**EXERCISE GOAL**. Your answer consists of the lines in the data that contain "likes". Copy each of them.

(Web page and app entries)
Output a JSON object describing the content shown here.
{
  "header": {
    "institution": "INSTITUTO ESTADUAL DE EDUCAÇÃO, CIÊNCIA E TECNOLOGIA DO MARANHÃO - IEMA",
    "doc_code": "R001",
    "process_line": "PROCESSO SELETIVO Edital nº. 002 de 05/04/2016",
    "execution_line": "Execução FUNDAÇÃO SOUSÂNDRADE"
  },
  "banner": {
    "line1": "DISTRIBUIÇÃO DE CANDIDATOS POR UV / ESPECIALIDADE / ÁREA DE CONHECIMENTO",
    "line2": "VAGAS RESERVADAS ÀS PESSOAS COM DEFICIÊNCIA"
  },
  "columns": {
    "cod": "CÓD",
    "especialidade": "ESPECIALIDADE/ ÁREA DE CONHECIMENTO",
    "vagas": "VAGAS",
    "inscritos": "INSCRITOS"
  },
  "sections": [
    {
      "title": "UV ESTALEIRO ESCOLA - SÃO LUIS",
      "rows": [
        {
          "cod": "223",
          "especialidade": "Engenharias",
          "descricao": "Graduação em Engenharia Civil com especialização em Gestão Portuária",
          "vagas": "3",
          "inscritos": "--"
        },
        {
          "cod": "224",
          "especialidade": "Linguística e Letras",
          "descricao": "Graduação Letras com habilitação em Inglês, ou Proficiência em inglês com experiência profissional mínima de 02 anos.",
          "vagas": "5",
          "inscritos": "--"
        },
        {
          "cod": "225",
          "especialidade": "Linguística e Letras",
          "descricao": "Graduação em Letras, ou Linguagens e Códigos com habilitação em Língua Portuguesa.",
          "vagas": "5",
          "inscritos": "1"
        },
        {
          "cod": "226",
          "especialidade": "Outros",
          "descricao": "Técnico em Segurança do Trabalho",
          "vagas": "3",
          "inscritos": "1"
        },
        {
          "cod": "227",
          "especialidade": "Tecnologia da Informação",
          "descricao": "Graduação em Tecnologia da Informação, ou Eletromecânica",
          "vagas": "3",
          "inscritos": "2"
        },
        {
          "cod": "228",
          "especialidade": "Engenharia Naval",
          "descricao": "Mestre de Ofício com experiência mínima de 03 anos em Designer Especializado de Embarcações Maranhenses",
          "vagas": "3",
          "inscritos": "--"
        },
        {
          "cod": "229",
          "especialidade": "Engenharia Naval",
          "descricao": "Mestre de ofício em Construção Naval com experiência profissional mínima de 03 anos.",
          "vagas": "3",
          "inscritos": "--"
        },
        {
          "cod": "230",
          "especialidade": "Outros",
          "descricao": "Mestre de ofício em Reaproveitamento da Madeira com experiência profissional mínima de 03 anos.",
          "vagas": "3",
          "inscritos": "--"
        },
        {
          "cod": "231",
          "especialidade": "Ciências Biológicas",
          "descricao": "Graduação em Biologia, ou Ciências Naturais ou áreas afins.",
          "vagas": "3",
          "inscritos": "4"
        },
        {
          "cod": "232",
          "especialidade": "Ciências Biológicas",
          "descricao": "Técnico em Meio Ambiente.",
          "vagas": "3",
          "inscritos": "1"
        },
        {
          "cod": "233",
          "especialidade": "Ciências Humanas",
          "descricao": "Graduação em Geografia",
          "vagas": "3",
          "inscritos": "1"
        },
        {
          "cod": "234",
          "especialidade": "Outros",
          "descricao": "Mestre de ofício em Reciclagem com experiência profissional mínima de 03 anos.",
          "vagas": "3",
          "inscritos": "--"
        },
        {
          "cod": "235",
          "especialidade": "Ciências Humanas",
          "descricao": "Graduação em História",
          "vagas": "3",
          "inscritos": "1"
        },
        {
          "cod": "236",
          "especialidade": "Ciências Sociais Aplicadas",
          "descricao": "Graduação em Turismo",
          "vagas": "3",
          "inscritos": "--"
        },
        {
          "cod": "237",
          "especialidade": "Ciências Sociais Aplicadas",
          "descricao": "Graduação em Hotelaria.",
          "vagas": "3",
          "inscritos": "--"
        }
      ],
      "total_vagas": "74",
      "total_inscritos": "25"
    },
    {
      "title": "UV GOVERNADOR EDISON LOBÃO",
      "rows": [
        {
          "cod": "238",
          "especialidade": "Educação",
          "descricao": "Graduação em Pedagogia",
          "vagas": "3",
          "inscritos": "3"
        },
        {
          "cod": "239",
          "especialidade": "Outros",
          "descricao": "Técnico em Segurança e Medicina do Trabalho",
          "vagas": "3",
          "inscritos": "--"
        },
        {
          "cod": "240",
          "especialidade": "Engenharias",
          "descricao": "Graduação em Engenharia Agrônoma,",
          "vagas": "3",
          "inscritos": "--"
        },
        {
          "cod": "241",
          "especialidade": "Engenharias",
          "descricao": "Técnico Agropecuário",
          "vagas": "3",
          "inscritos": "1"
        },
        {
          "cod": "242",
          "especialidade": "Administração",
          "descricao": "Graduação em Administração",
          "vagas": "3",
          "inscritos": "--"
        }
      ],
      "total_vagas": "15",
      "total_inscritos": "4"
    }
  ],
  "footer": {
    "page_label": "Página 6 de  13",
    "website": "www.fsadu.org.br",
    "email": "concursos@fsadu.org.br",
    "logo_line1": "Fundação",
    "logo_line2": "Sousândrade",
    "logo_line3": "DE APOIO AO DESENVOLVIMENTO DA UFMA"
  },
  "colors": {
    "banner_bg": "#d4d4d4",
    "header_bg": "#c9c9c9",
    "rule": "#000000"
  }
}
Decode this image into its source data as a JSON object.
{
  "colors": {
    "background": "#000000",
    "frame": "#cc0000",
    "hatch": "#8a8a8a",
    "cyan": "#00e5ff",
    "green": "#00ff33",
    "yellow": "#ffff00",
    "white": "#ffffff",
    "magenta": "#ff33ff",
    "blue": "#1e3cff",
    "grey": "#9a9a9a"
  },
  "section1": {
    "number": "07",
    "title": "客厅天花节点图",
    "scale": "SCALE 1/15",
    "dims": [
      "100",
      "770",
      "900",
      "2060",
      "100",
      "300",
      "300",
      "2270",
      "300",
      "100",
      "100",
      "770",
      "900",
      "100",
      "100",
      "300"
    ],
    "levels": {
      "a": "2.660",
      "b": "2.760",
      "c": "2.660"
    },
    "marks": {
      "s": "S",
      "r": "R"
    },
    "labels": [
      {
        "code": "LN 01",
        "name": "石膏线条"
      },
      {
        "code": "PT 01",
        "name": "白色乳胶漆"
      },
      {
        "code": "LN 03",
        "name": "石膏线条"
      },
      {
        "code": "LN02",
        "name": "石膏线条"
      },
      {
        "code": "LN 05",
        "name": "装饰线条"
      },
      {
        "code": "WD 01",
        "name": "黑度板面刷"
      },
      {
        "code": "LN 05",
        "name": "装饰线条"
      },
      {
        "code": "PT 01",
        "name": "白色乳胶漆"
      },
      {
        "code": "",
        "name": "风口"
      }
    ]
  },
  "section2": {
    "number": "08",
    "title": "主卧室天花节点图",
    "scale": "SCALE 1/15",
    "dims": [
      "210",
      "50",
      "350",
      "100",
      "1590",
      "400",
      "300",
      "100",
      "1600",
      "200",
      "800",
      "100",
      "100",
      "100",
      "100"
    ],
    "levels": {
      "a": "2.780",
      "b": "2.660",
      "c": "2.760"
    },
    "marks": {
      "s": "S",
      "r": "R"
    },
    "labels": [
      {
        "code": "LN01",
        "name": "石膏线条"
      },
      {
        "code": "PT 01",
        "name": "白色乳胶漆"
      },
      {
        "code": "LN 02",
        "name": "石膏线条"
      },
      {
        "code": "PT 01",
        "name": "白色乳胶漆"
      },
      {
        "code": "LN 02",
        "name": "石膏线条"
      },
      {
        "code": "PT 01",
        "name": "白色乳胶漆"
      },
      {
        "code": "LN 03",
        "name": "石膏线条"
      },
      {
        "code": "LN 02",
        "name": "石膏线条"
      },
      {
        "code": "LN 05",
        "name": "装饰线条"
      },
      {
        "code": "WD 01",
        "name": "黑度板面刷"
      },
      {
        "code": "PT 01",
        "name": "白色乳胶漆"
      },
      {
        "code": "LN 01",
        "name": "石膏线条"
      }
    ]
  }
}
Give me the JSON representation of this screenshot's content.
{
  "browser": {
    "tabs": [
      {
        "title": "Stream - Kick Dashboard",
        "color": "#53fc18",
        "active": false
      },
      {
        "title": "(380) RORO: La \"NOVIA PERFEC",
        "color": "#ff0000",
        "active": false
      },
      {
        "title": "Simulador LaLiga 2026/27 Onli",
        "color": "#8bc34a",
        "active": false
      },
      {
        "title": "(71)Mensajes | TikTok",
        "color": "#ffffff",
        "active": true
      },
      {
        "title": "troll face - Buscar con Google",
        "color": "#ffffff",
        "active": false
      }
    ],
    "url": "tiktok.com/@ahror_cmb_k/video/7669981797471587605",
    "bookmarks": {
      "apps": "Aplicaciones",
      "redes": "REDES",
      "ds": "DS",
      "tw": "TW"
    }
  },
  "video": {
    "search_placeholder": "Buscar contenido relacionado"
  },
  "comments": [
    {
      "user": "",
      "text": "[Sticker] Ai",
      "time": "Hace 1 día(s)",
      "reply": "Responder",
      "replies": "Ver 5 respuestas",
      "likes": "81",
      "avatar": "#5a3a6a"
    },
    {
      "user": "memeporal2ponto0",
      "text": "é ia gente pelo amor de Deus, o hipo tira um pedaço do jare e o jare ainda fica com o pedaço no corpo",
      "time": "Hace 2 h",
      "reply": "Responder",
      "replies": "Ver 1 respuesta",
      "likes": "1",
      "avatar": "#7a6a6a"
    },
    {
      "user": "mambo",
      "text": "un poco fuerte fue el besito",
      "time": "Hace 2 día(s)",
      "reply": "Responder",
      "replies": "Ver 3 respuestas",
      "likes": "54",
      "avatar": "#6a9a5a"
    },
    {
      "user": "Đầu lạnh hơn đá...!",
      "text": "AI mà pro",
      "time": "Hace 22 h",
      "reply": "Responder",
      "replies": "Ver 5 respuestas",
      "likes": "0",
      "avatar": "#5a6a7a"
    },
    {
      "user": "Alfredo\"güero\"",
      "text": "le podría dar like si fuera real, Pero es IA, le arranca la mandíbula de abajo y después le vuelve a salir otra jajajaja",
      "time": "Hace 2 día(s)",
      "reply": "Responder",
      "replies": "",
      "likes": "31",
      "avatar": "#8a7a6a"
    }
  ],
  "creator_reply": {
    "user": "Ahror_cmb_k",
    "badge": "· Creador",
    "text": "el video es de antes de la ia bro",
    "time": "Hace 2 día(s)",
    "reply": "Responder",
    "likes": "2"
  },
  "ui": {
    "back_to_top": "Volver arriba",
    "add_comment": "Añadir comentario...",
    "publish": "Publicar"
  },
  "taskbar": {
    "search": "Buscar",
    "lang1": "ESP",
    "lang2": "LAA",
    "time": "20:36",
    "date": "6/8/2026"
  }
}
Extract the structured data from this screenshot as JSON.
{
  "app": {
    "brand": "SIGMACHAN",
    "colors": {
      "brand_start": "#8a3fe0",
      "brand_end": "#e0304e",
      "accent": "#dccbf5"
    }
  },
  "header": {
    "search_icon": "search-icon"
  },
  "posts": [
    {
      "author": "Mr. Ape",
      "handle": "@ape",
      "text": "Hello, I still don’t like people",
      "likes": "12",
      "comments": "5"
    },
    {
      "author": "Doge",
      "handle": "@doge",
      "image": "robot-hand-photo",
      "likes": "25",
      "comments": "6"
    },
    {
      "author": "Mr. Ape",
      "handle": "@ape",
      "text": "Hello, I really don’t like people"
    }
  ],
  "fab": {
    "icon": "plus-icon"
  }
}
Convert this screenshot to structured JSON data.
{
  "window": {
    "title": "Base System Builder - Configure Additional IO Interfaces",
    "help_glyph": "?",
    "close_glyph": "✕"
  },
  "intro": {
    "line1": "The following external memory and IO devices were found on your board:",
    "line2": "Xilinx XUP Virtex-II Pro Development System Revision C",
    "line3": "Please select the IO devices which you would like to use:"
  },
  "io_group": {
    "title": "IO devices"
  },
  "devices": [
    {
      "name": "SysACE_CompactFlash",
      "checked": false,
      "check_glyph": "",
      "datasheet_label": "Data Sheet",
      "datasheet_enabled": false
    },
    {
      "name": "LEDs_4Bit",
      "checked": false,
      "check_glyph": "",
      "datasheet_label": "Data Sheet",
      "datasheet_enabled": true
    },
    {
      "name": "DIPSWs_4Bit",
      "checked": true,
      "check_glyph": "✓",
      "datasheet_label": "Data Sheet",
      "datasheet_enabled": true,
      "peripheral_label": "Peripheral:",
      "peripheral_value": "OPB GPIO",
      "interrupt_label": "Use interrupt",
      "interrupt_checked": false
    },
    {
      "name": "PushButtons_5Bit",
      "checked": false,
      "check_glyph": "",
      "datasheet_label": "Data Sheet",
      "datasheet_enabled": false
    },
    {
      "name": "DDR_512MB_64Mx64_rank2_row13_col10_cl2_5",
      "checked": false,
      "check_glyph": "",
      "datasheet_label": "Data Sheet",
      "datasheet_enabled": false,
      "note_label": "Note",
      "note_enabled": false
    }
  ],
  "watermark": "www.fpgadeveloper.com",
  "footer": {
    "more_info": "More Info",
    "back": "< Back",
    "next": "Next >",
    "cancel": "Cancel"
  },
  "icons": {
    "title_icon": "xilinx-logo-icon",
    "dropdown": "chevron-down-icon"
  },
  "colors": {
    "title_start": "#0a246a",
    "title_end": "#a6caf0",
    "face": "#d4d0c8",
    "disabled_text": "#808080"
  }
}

**WRITTEN SOLUTION**.
      "likes": "81",
      "likes": "1",
      "likes": "54",
      "likes": "0",
      "likes": "31",
    "likes": "2"
      "likes": "12",
      "likes": "25",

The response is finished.